• Problem to solve:
Find and copy the lines in the records beneath this task that contain the word "title".

• Data for processing:

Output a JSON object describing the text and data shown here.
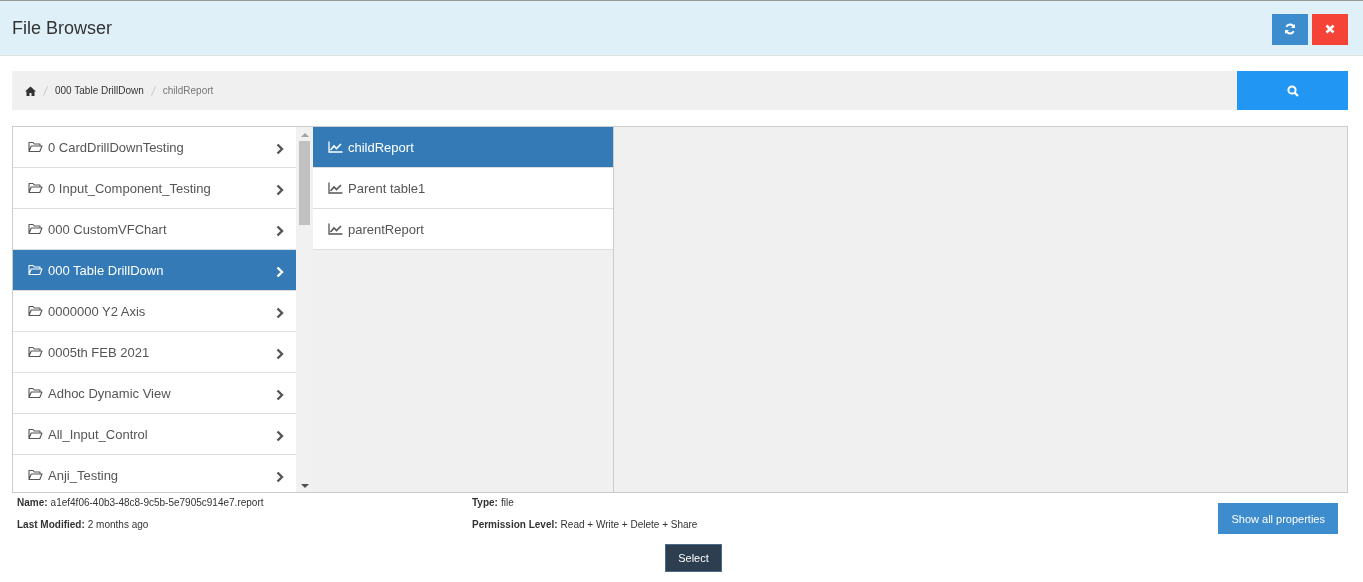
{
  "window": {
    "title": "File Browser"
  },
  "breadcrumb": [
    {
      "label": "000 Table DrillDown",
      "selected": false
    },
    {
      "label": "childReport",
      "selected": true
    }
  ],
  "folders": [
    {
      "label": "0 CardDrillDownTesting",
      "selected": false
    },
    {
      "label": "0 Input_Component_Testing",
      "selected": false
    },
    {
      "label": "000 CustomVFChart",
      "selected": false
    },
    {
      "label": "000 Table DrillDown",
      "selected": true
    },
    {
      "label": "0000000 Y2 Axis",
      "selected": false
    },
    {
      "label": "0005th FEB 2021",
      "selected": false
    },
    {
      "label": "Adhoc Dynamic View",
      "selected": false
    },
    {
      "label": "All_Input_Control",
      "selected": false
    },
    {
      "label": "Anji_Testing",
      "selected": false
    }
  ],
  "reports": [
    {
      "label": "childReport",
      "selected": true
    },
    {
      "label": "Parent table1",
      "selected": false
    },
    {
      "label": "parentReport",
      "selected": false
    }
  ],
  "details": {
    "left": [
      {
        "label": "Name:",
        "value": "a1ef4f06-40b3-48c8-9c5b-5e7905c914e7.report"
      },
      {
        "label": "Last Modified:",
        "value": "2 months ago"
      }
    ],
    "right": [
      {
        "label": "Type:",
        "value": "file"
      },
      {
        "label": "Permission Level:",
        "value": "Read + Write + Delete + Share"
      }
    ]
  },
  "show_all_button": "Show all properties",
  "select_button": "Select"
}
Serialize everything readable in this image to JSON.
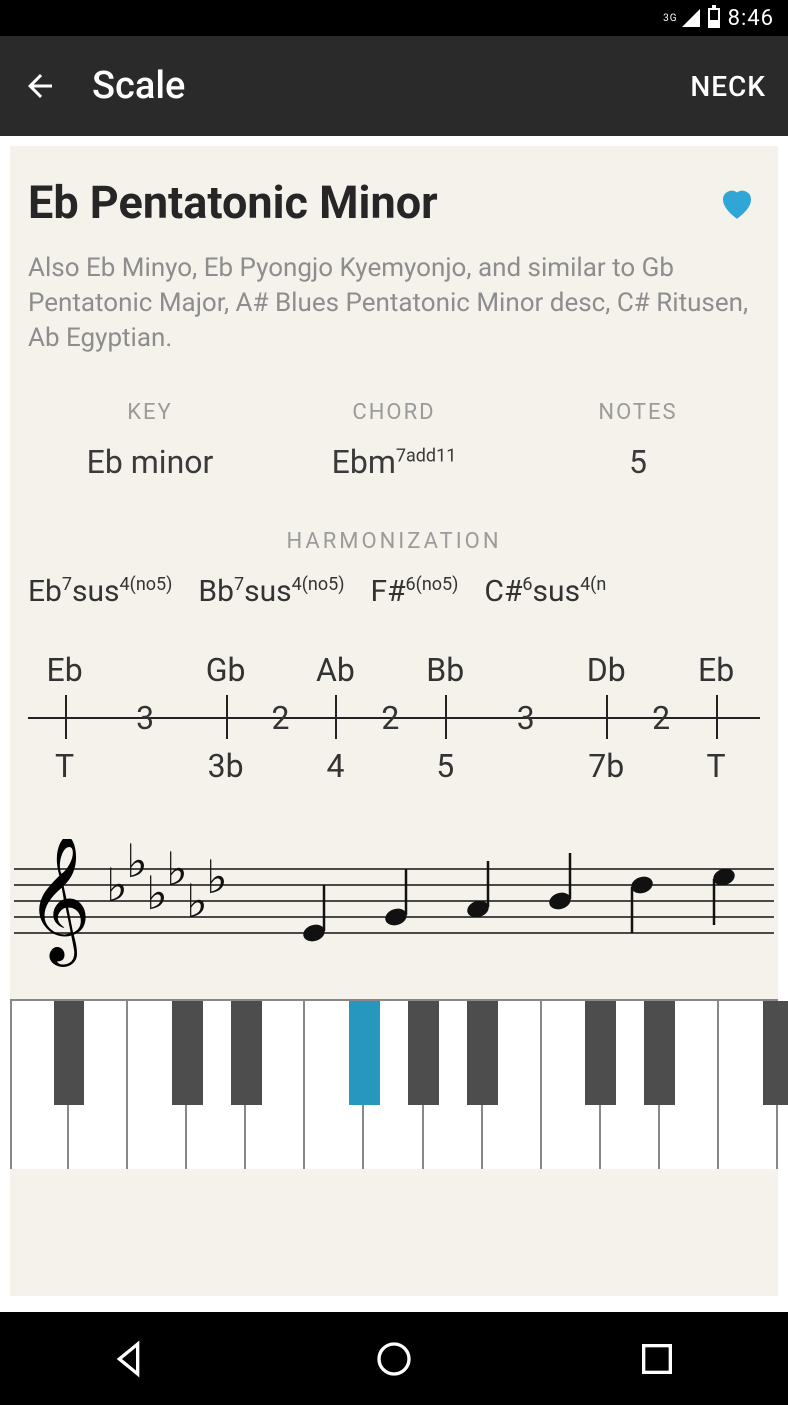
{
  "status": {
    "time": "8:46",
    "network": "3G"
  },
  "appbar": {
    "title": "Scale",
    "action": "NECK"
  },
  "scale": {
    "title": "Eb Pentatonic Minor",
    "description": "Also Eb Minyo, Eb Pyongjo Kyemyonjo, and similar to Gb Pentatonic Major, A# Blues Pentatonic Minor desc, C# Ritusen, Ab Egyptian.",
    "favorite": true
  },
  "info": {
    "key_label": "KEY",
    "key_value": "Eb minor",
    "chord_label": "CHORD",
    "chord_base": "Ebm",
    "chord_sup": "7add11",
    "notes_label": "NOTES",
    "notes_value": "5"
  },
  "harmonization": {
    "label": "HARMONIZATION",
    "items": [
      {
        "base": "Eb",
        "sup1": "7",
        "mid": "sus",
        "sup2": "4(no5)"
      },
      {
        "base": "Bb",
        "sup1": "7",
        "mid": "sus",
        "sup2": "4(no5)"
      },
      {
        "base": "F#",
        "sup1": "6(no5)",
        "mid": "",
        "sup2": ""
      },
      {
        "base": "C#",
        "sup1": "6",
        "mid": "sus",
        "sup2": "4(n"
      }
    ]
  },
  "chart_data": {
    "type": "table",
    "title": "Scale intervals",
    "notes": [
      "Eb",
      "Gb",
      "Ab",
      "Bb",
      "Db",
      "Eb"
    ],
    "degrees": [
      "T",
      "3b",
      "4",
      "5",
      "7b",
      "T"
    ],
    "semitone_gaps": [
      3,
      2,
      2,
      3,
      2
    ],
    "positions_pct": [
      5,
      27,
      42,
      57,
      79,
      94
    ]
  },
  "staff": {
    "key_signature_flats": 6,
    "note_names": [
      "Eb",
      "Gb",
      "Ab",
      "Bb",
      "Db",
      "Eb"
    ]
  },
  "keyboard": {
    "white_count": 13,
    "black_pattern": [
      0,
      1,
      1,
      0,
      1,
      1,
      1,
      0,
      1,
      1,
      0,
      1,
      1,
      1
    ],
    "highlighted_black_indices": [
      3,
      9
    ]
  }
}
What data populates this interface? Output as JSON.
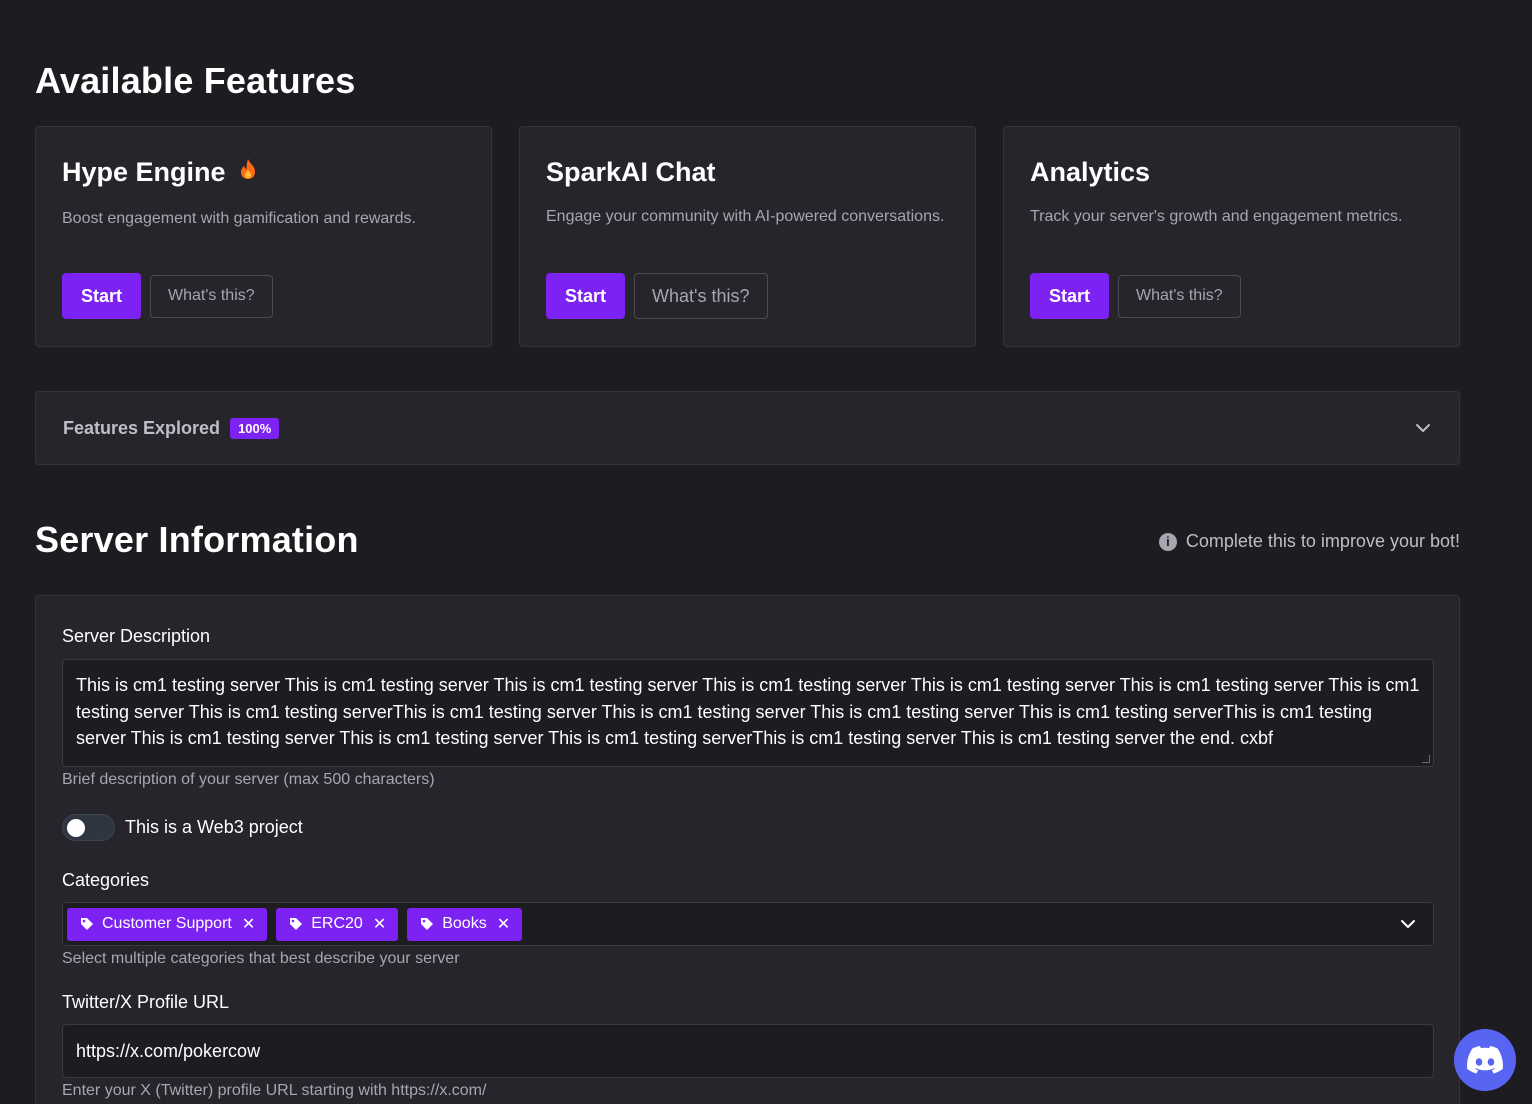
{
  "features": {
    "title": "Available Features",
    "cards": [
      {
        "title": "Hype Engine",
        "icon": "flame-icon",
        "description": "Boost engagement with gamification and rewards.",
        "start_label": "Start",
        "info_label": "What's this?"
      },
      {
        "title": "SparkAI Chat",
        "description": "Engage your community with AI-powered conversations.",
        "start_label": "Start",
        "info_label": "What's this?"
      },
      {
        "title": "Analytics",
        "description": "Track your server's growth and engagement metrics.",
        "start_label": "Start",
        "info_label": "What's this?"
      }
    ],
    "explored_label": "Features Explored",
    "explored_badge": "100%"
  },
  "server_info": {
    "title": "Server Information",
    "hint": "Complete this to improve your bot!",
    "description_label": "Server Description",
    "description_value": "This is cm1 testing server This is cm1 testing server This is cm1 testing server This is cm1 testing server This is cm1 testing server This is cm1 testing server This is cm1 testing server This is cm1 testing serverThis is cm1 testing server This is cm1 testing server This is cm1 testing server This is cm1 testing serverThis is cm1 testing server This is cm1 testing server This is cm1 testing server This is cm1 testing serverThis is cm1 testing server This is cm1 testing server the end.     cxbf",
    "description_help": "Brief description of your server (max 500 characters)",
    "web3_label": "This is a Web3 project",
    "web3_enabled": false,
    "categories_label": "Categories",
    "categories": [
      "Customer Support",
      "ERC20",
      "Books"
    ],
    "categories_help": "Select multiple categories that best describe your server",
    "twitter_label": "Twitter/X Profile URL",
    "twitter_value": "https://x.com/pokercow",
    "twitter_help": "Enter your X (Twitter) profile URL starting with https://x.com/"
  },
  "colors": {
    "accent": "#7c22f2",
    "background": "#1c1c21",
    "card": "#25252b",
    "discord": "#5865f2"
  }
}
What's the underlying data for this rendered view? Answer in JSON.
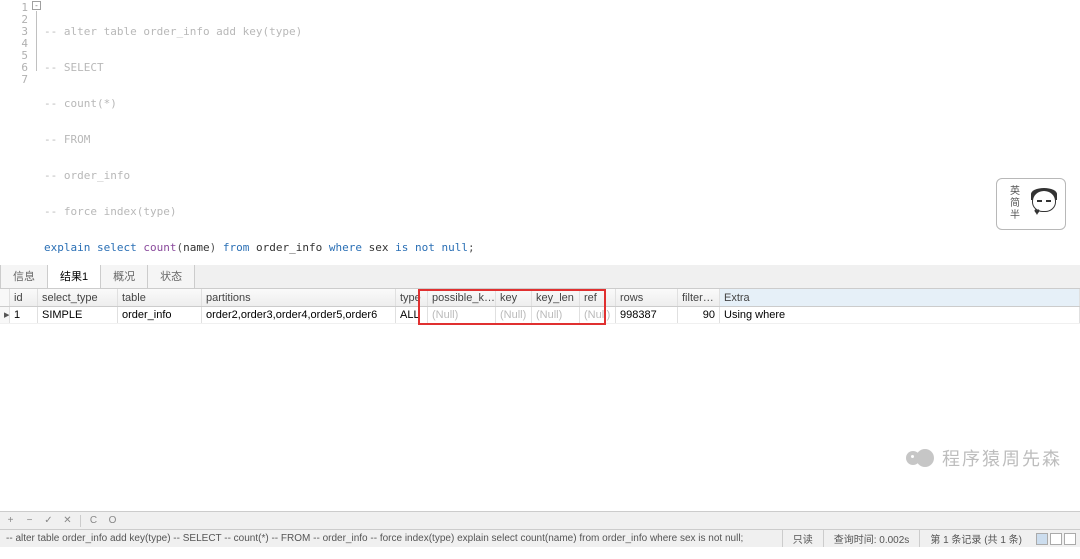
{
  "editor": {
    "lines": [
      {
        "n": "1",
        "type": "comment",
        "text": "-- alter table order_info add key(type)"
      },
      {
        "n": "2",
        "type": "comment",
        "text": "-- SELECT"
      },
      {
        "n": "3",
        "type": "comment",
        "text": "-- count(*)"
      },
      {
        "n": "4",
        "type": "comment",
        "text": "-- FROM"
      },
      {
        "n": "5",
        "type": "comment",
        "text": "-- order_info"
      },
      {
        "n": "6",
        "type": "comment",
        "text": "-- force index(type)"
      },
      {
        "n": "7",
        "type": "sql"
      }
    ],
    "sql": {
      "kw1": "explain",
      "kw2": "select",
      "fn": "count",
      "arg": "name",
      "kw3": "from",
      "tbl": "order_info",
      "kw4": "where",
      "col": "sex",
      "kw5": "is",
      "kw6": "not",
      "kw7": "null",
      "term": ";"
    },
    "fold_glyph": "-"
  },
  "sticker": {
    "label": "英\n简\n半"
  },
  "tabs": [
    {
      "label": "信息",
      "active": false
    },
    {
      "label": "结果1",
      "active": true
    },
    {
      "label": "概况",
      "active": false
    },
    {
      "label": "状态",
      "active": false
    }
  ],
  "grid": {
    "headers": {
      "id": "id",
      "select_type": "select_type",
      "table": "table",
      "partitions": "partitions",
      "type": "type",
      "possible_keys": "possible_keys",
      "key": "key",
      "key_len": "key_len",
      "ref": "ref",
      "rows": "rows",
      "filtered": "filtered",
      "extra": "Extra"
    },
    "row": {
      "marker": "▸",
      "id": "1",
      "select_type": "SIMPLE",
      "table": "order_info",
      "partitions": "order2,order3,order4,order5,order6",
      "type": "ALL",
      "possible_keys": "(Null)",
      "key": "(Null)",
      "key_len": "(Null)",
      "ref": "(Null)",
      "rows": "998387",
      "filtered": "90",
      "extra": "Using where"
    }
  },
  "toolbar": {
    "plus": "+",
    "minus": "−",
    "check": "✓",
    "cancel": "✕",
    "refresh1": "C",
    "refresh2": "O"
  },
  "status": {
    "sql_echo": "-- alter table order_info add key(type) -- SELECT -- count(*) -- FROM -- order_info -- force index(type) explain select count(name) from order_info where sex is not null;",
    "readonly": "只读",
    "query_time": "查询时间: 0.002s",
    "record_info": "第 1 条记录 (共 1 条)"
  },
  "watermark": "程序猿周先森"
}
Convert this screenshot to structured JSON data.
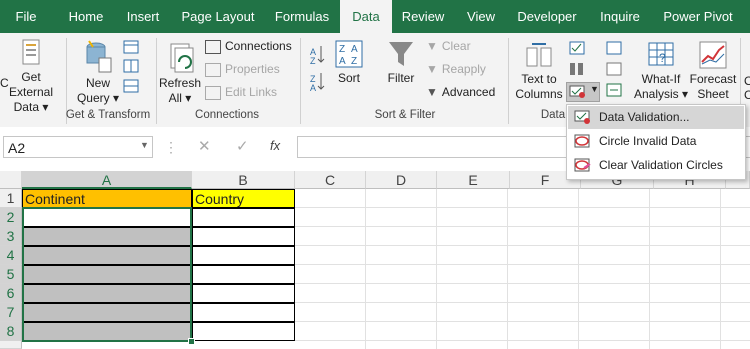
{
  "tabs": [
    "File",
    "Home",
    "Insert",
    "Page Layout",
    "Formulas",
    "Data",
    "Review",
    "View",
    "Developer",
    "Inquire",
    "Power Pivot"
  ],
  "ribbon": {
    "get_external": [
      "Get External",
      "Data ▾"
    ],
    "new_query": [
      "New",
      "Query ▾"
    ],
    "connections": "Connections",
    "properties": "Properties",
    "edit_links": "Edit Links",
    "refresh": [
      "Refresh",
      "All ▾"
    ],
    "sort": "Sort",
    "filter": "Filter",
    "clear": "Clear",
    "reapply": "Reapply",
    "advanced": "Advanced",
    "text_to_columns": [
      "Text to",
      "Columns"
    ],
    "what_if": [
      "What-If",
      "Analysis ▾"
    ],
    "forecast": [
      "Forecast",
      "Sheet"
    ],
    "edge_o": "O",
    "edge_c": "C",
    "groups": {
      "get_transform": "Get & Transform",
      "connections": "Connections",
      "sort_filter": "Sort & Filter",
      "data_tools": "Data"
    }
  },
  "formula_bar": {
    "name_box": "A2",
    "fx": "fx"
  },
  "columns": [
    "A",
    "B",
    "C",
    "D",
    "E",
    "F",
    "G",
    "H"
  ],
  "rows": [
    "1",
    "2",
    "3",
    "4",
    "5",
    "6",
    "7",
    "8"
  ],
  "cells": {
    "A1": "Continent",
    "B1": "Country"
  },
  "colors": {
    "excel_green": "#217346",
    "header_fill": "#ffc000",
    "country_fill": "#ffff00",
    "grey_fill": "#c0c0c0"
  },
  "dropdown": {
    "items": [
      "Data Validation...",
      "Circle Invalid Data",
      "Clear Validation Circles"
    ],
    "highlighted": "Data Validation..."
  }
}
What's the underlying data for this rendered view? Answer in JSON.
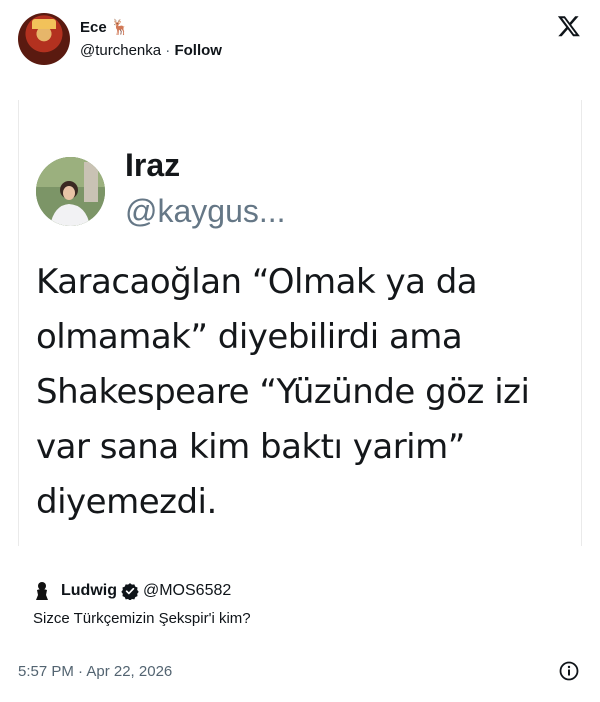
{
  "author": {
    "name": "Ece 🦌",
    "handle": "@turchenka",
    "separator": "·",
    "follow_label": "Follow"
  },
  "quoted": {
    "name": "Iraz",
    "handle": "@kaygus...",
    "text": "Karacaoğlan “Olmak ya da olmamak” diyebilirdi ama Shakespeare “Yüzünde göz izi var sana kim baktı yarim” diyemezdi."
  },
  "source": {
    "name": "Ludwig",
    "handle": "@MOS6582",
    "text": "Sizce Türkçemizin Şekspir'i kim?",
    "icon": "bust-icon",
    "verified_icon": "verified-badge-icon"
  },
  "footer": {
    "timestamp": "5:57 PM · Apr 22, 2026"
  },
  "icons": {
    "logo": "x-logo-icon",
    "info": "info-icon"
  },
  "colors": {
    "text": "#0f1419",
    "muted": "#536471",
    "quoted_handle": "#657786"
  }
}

• Exercise solution:
    "title": "File Browser"
    "title": "Scale",
    "title": "Eb Pentatonic Minor",
    "title": "Scale intervals",
    "title": "Available Features",
        "title": "Hype Engine",
        "title": "SparkAI Chat",
        "title": "Analytics",
    "title": "Server Information",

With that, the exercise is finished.